Using Artifacts to Study the Past: Early Evidence for John Day Exploration
McKenzie, Michael, Oregon Historical Quarterly
Dedicated to Keith Clark 'Was there ever an undertaking of more merit, of more hazard and more enterprising, attended with a greater variety of misfortune?"
--John Jacob Astor, letter to Ramsey Crooks, reflecting on Astor's expedition to the Pacific Northwest, September 14,1814 (1)
THE OREGON HISTORICAL SOCIETY has recently acquired a basalt rock that may represent one of the earliest pieces of physical evidence of non-Native exploration in Oregon. Inscribed with the date "1811" and a cross, the light gray rock is triangular in shape, about twice the size of a basketball, and weighs about 120 pounds. In my judgment, this rock probably marks the nadir of what was already a star-crossed endeavor: the overland journey of the expedition sponsored by John Jacob Astor and led by Wilson Price Hunt in 1811-1812. The artifact, if genuine, could place some members of Hunt's expedition about fifty miles farther west than previously thought and could teach us more about early Oregon exploration in general and the overland expedition of the Astor party in particular. The rock may also provide additional evidence that links John Day, a hunter with the expedition, with the river and region that bear his name.
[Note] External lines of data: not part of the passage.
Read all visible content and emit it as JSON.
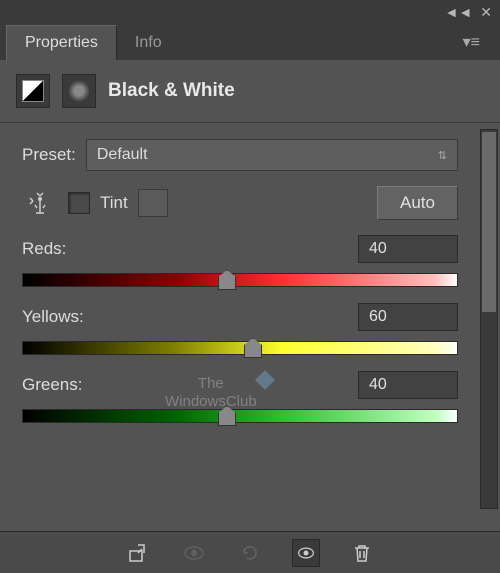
{
  "tabs": {
    "properties": "Properties",
    "info": "Info"
  },
  "panel": {
    "title": "Black & White"
  },
  "preset": {
    "label": "Preset:",
    "value": "Default"
  },
  "tint": {
    "label": "Tint"
  },
  "auto": {
    "label": "Auto"
  },
  "sliders": {
    "reds": {
      "label": "Reds:",
      "value": "40",
      "percent": 47
    },
    "yellows": {
      "label": "Yellows:",
      "value": "60",
      "percent": 53
    },
    "greens": {
      "label": "Greens:",
      "value": "40",
      "percent": 47
    }
  },
  "watermark": {
    "line1": "The",
    "line2": "WindowsClub"
  }
}
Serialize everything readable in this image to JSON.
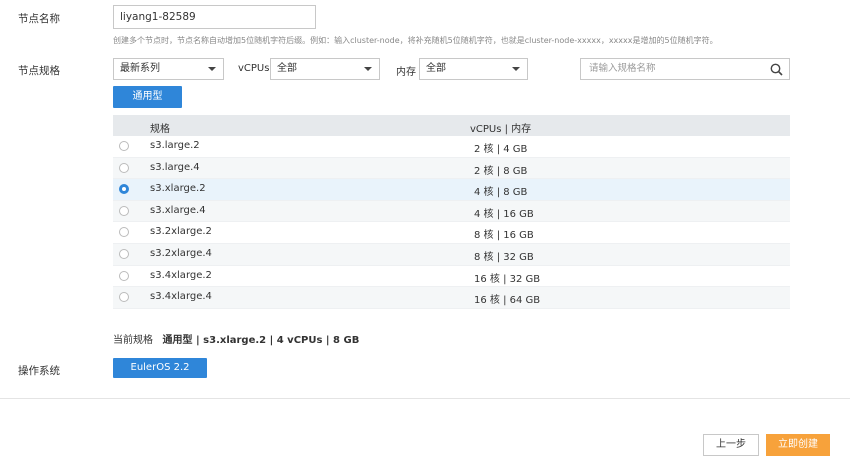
{
  "node_name": {
    "label": "节点名称",
    "value": "liyang1-82589",
    "hint": "创建多个节点时，节点名称自动增加5位随机字符后缀。例如：输入cluster-node，将补充随机5位随机字符，也就是cluster-node-xxxxx，xxxxx是增加的5位随机字符。"
  },
  "spec": {
    "label": "节点规格",
    "series_select": "最新系列",
    "vcpus_label": "vCPUs",
    "vcpus_select": "全部",
    "memory_label": "内存",
    "memory_select": "全部",
    "search_placeholder": "请输入规格名称",
    "type_button": "通用型",
    "columns": [
      "规格",
      "vCPUs | 内存"
    ],
    "rows": [
      {
        "name": "s3.large.2",
        "value": "2 核 | 4 GB",
        "selected": false
      },
      {
        "name": "s3.large.4",
        "value": "2 核 | 8 GB",
        "selected": false
      },
      {
        "name": "s3.xlarge.2",
        "value": "4 核 | 8 GB",
        "selected": true
      },
      {
        "name": "s3.xlarge.4",
        "value": "4 核 | 16 GB",
        "selected": false
      },
      {
        "name": "s3.2xlarge.2",
        "value": "8 核 | 16 GB",
        "selected": false
      },
      {
        "name": "s3.2xlarge.4",
        "value": "8 核 | 32 GB",
        "selected": false
      },
      {
        "name": "s3.4xlarge.2",
        "value": "16 核 | 32 GB",
        "selected": false
      },
      {
        "name": "s3.4xlarge.4",
        "value": "16 核 | 64 GB",
        "selected": false
      }
    ],
    "current_label": "当前规格",
    "current_value": "通用型 | s3.xlarge.2 | 4 vCPUs | 8 GB"
  },
  "os": {
    "label": "操作系统",
    "button": "EulerOS 2.2"
  },
  "footer": {
    "prev": "上一步",
    "create": "立即创建"
  },
  "colors": {
    "primary": "#2f86d9",
    "accent": "#f7a23b"
  }
}
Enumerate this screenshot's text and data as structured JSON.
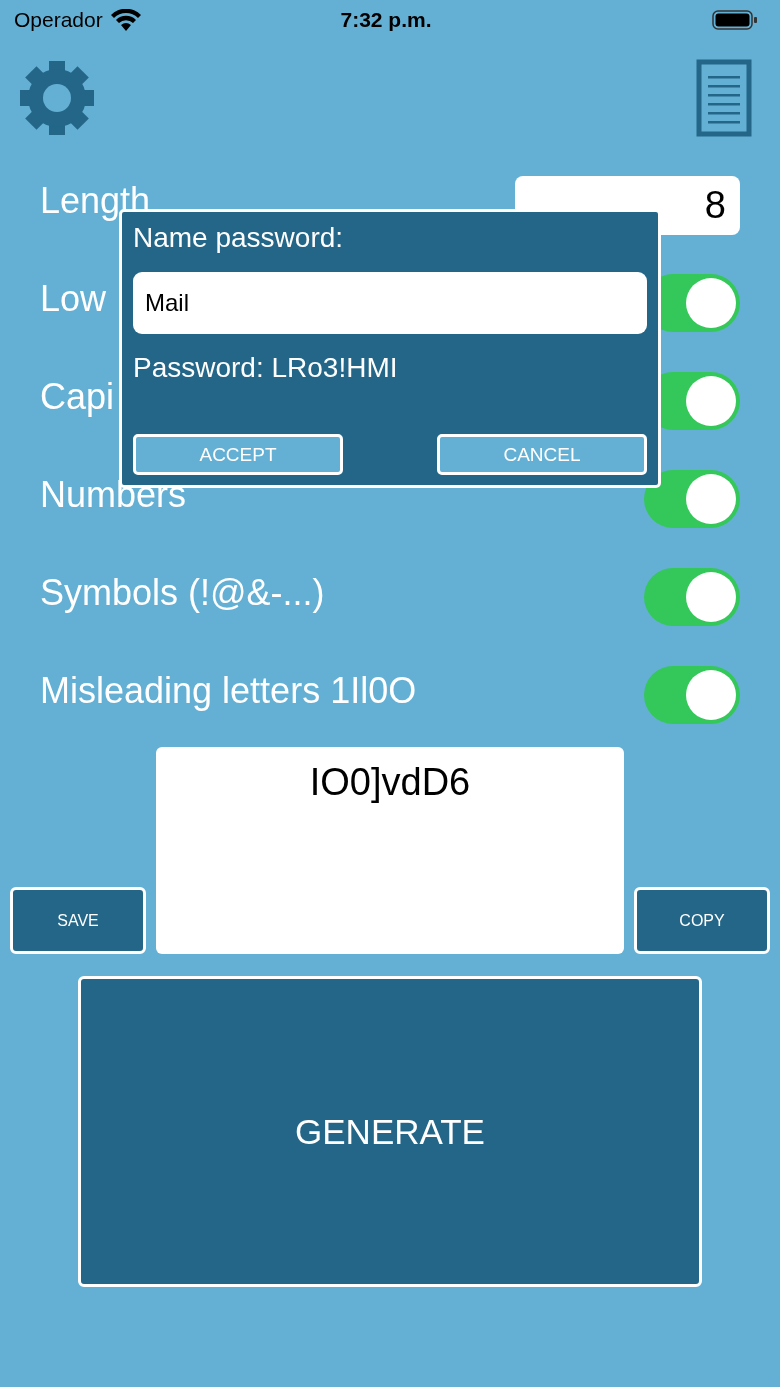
{
  "status_bar": {
    "carrier": "Operador",
    "time": "7:32 p.m."
  },
  "length": {
    "label": "Length",
    "value": "8"
  },
  "options": [
    {
      "label": "Low",
      "on": true
    },
    {
      "label": "Capi",
      "on": true
    },
    {
      "label": "Numbers",
      "on": true
    },
    {
      "label": "Symbols (!@&-...)",
      "on": true
    },
    {
      "label": "Misleading letters 1Il0O",
      "on": true
    }
  ],
  "output": {
    "password": "IO0]vdD6"
  },
  "buttons": {
    "save": "SAVE",
    "copy": "COPY",
    "generate": "GENERATE"
  },
  "dialog": {
    "title": "Name password:",
    "name_value": "Mail",
    "password_line": "Password: LRo3!HMI",
    "accept": "ACCEPT",
    "cancel": "CANCEL"
  }
}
I learned of the rock's existence in early 1995 through a series of conversations with historian Keith Clark of Redmond. We talked about the propensity of explorers and pioneers to carve their names and the date in stone or wood. Clark told me about what he called "pioneer petroglyphs" in central Oregon and about those that have survived as powerful testimonies of the past. Two specific sites--one near Grizzly Mountain and the other near Paulina--are pioneer and cowboy registries carved in stone, with names and dates going back at least to the 1870s and continuing in some instances nearly to the present. (2)
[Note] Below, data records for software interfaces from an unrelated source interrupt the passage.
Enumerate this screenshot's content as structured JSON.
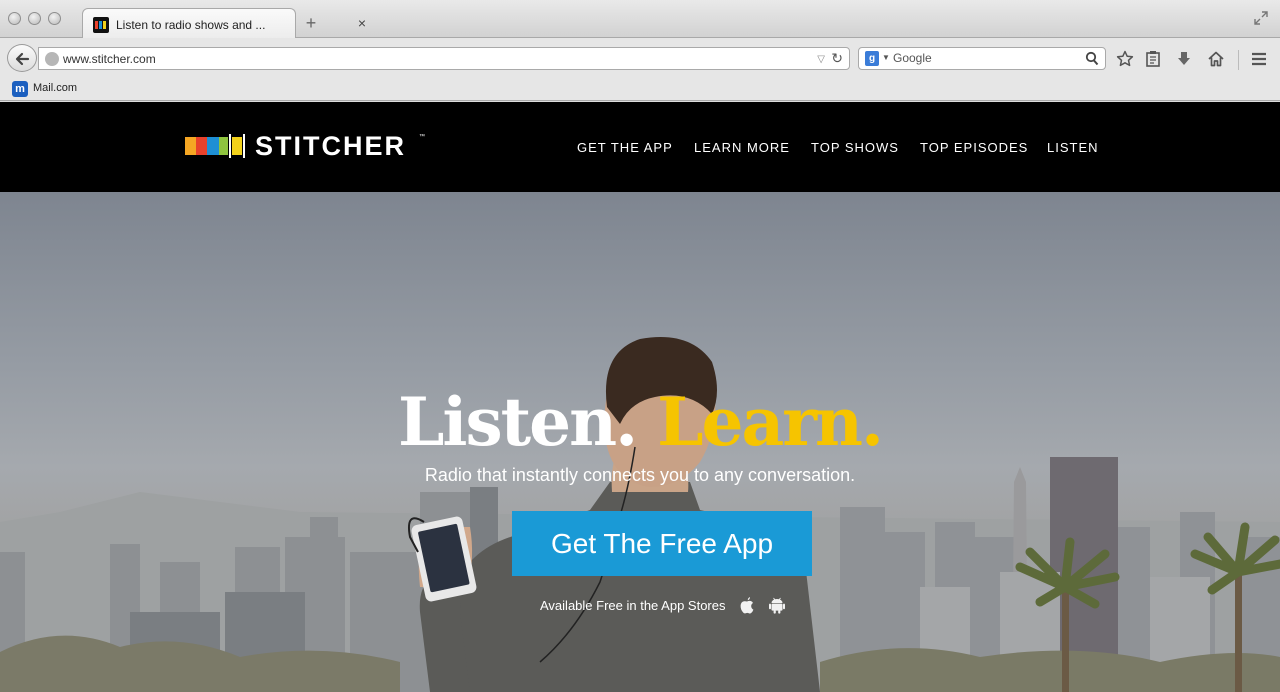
{
  "browser": {
    "tab_title": "Listen to radio shows and ...",
    "tab_close": "×",
    "new_tab": "+",
    "url": "www.stitcher.com",
    "search_placeholder": "Google",
    "search_engine_badge": "g",
    "bookmarks": [
      {
        "label": "Mail.com",
        "icon": "mail-com-icon",
        "icon_text": "m"
      }
    ]
  },
  "site": {
    "logo_text": "STITCHER",
    "logo_tm": "™",
    "nav": [
      {
        "label": "GET THE APP"
      },
      {
        "label": "LEARN MORE"
      },
      {
        "label": "TOP SHOWS"
      },
      {
        "label": "TOP EPISODES"
      },
      {
        "label": "LISTEN"
      }
    ]
  },
  "hero": {
    "headline_part1": "Listen.",
    "headline_part2": "Learn.",
    "subheadline": "Radio that instantly connects you to any conversation.",
    "cta_label": "Get The Free App",
    "stores_text": "Available Free in the App Stores"
  },
  "colors": {
    "header_bg": "#000000",
    "accent_yellow": "#f6c400",
    "cta_blue": "#1a9ad6",
    "logo_bars": [
      "#f5a623",
      "#e8412b",
      "#1e8fd4",
      "#8fc43f",
      "#f3d21a"
    ]
  }
}
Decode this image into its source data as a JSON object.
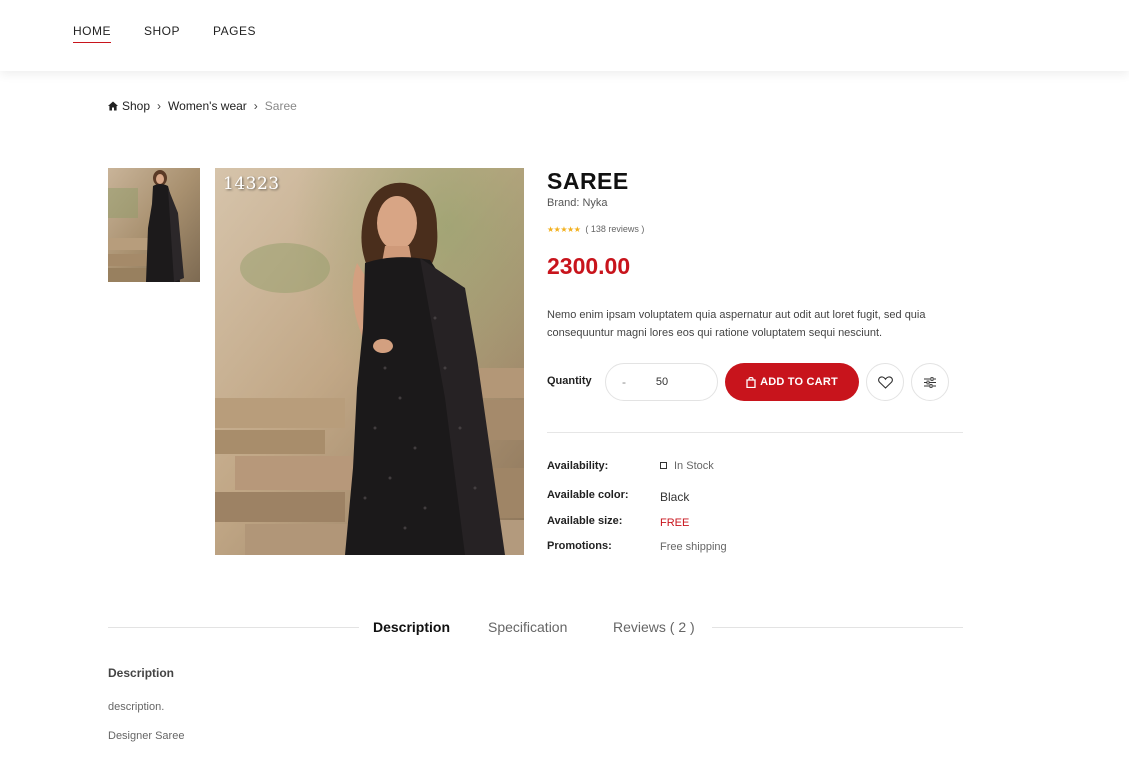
{
  "nav": {
    "items": [
      {
        "label": "HOME",
        "active": true
      },
      {
        "label": "SHOP",
        "active": false
      },
      {
        "label": "PAGES",
        "active": false
      }
    ]
  },
  "breadcrumb": {
    "home_icon": "home-icon",
    "items": [
      "Shop",
      "Women's wear",
      "Saree"
    ]
  },
  "gallery": {
    "image_code": "14323"
  },
  "product": {
    "title": "SAREE",
    "brand": "Brand: Nyka",
    "rating_stars": 5,
    "reviews": "( 138 reviews )",
    "price": "2300.00",
    "description": "Nemo enim ipsam voluptatem quia aspernatur aut odit aut loret fugit, sed quia consequuntur magni lores eos qui ratione voluptatem sequi nesciunt."
  },
  "purchase": {
    "quantity_label": "Quantity",
    "minus_label": "-",
    "quantity_value": "50",
    "add_to_cart_label": "ADD TO CART",
    "cart_icon": "shopping-bag-icon",
    "wishlist_icon": "heart-icon",
    "compare_icon": "sliders-icon"
  },
  "meta": {
    "availability_label": "Availability:",
    "availability_value": "In Stock",
    "color_label": "Available color:",
    "color_value": "Black",
    "size_label": "Available size:",
    "size_value": "FREE",
    "promo_label": "Promotions:",
    "promo_value": "Free shipping"
  },
  "tabs": {
    "description": "Description",
    "specification": "Specification",
    "reviews": "Reviews ( 2 )"
  },
  "description_section": {
    "title": "Description",
    "line1": "description.",
    "line2": "Designer Saree"
  },
  "colors": {
    "accent": "#c8141c",
    "star": "#f2b01e"
  }
}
Clark then gave me a black-and-white photograph of what he called a mystery rock, etched not with a name but with a date and what appeared to be a cross. From historian Lowell Tiller--Clark's co-author of The Terrible Trail: The Meek Cutoff, 1845--he knew the general location of where the rock had been found, but there was little specific information. No one at the Oregon Historical Society knew about the rock or the photograph, and even the rock's existence could not be verified. The trail was decidedly cool. After a number of phone calls, however, I finally located the family who had the rock and from them I was able to learn the story of its discovery.
Sometime around the summer of 1944, near the tiny mill town of Bates, Oregon, a ten-year-old boy was exploring the edge of a small pond adjacent to the headwaters of the Middle Fork of the John Day River. A smooth, light-colored rock, mostly covered in duff and pine needles, caught his eye. Upon closer inspection, the rock appeared to have writing carved into its surface. After cleaning the rock off with pond water, the boy saw a chiseled date and cross on the rock's surface. He apparently did not see any significance to the rock, and it was not until about twelve years later that the boy told anyone about his discovery. He and his father then moved the rock from its original location to their home in Bates, and it remained in the family's possession until the summer of 2003 when they donated it to the Oregon Historical Society.
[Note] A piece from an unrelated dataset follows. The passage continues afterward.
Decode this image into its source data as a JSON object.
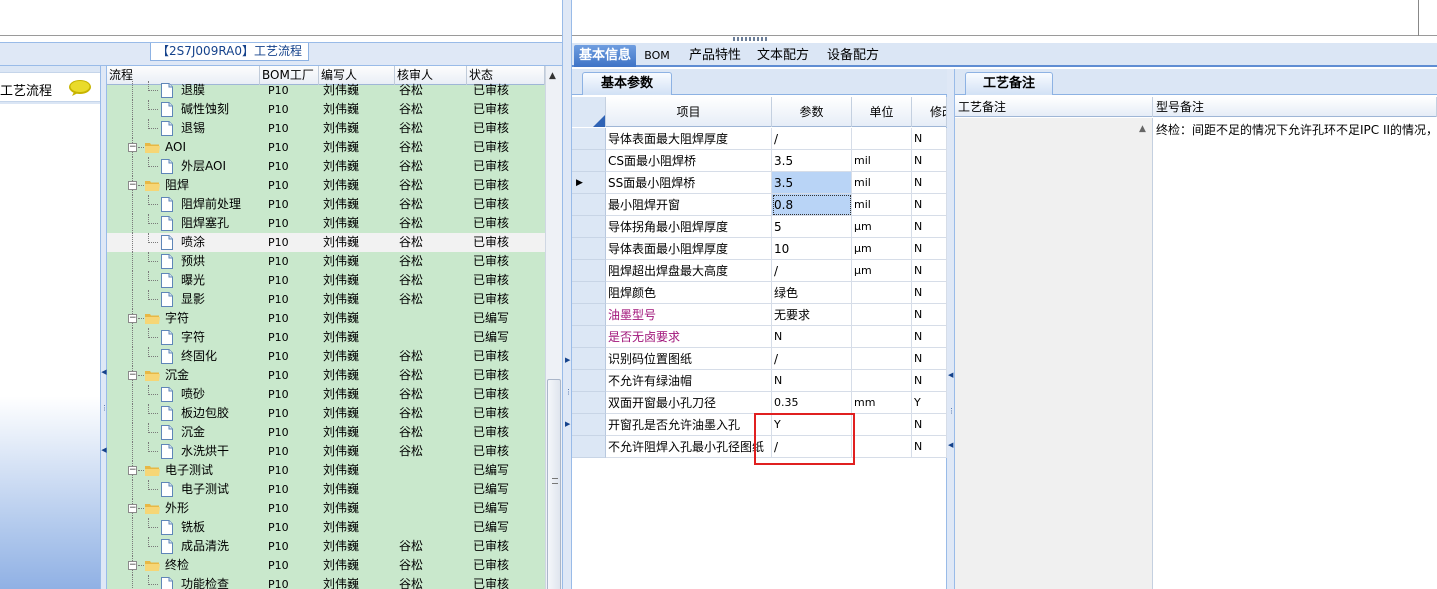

Realizing the potential significance of such a find, I wanted to answer the obvious questions of origin and motive: Who had carved the rock and why? Assuming that answering the first question might go a long way toward solving the second, I knew it was essential to take stock of just which explorers might have been in the upper John Day country in 1811. First, however, I wanted to investigate the likelihood of forgery and whether the John Day rock fit any accepted patterns of carvings made by explorers and pioneers. (3)
EARLY NON-NATIVE EXPLORERS often marked their place on the western landscape. …